Determine how many lines in the records include "icon". Write the number and nothing more.
─── Material provided
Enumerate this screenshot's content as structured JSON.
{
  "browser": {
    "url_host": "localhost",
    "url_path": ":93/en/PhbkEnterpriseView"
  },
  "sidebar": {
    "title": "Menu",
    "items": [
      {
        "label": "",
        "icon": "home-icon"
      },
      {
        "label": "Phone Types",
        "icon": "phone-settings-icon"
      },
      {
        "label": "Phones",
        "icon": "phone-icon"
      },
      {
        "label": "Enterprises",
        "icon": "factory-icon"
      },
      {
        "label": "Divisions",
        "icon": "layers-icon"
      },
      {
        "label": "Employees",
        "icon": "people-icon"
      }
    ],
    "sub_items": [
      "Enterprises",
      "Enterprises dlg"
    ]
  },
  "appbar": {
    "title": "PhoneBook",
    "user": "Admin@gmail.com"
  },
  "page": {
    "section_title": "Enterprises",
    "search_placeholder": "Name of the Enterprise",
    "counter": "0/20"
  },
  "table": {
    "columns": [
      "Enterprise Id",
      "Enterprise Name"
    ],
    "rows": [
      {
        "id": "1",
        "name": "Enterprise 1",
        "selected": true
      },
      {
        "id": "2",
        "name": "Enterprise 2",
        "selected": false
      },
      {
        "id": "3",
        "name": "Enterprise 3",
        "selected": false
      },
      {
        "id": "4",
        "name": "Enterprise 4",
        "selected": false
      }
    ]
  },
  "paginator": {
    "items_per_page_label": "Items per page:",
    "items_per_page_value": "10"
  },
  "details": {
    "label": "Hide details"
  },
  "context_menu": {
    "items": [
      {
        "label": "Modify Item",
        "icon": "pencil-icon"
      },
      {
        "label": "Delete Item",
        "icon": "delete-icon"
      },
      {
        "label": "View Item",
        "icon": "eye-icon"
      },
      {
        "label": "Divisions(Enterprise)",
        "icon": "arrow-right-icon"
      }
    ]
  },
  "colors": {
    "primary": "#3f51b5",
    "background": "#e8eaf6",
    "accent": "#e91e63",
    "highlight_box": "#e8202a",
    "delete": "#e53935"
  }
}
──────
• Answer box: 10